Among the numerous consequences of the Covid-19 Pandemic is a well-documented emphasis on the home.  Work at home.  Exercise at home.  See your doctor or other health provider at home.  Home-based health care beyond the traditional nursing care is yet another change wrought by the pandemic that will not likely be eliminated as we come to define the new normal.

Home health agencies have long operated in the health care ecosystem.  These providers, however, are heavily focused on providing skilled nursing services to seniors, predominantly Medicaid beneficiaries.

More recently, industry participants have started furnishing an expanding and robust set of services in the patient’s home, including telemedicine-enabled primary physician care. The American Academy of Home Care Medicine (the “Academy”) explains that home-based primary care programs “provide appropriate care (primary, urgent or palliative) to high-risk, medically vulnerable patients, often suffering multiple chronic conditions, when and where they need it,” and principally in a patient’s home.[1]  Another more traditional and limited variation of the trend is a resurgence in a familiar concept: the physician house call.[2]

These efforts may have powerful benefits for the homebound, according to the Academy.  Home-centered patient care can (i) provide greater access to a broader range of patients, (ii) enhance patient monitoring efforts, (iii) facilitate timely interventions with respect to chronic conditions, (iv) alleviate social stressors that may impact poor health and (v) reduce hospitalizations and ultimately reduce health care expenditures.

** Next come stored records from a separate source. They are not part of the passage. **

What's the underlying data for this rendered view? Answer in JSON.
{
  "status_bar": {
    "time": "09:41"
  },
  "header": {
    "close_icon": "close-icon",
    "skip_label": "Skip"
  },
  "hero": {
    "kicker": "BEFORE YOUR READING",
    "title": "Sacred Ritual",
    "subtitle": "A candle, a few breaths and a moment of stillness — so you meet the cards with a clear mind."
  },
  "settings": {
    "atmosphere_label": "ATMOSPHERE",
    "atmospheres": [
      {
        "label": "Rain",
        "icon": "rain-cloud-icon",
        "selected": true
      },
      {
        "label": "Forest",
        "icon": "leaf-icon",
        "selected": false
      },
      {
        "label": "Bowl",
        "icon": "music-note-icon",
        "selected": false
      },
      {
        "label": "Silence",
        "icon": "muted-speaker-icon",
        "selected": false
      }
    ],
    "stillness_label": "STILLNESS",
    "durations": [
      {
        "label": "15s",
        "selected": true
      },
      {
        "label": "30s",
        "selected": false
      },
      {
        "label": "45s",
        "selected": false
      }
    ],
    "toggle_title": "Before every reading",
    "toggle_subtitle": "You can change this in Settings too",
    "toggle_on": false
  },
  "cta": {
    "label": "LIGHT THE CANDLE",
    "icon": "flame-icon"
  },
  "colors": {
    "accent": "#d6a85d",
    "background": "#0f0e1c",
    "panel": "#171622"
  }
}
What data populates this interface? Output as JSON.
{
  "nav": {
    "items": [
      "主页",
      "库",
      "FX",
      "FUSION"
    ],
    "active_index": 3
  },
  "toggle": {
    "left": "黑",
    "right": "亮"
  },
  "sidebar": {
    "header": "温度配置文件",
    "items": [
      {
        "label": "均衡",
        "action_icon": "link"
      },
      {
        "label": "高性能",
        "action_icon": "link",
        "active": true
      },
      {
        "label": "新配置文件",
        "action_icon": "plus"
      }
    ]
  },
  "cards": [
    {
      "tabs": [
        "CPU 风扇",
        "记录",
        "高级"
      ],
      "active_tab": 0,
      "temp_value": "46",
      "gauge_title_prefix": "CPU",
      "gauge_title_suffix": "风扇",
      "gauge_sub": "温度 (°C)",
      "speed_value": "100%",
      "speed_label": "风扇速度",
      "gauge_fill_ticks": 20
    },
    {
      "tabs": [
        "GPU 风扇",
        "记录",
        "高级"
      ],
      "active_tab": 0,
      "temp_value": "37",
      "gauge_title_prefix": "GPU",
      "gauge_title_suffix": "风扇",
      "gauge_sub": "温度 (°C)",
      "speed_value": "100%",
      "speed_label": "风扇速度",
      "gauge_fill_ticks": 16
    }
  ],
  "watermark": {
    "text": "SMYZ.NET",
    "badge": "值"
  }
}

Johns Hopkins Medicine has a home care program, which includes physicians, nurse practitioners and behavioral health specialists among other practitioners.[3]  Each of Rush University Medical Center[4] and Tufts Medical Center[5] are also offering variations of physician house calls and more acute care offering in the patient home with the objective that these efforts will result in health care savings in the value-based world.

The investment world has also taken notice.  Heal has recently expanded into four new markets[6] following a 2020 capital raise of $100 million at a $300 million valuation[7].

We are closely monitoring the world of home-based patient care as the prospect of better care at reduced cost may drive innovative partnerships, investments and M&A activity.

[1] https://www.aahcm.org/page/what_is_hbpc.

[2] https://www.marketplace.org/2021/05/19/pandemic-innovation-high-tech-family-doc-brings-back-the-house-call/.

[3] https://www.hopkinsmedicine.org/homecare/services/home-based-medicine.html.

[4] https://homehealthcarenews.com/2021/05/why-rush-hcci-are-bringing-back-the-doctor-house-call/.

[5] https://www.tuftsmedicalcenter.org/news-events-media/press-releases/2020/medically-home-partnership.

[6] https://www.fiercehealthcare.com/tech/doctor-house-call-startup-heal-expands-to-four-new-markets-as-demand-for-home-doctor-visits.

[7] https://venturebeat.com/2020/07/29/heal-raises-100-million-for-telehealth-appointments-and-house-calls/.

Photo of Cyrus Abbassi Cyrus Abbassi

Cyrus Abbassi focuses his practice on mergers and acquisitions, divestitures, joint ventures, financings and other corporate transactions with an emphasis on health care transactions.  He regularly represents private equity funds, portfolio companies, independent sponsors, strategic investors, physician practices, veterinary platforms, health systems, hospitals…

Cyrus Abbassi focuses his practice on mergers and acquisitions, divestitures, joint ventures, financings and other corporate transactions with an emphasis on health care transactions.  He regularly represents private equity funds, portfolio companies, independent sponsors, strategic investors, physician practices, veterinary platforms, health systems, hospitals, managed care organizations, ancillary service providers, telemedicine platforms and digital health companies in connection with a wide range of transactional and regulatory matters.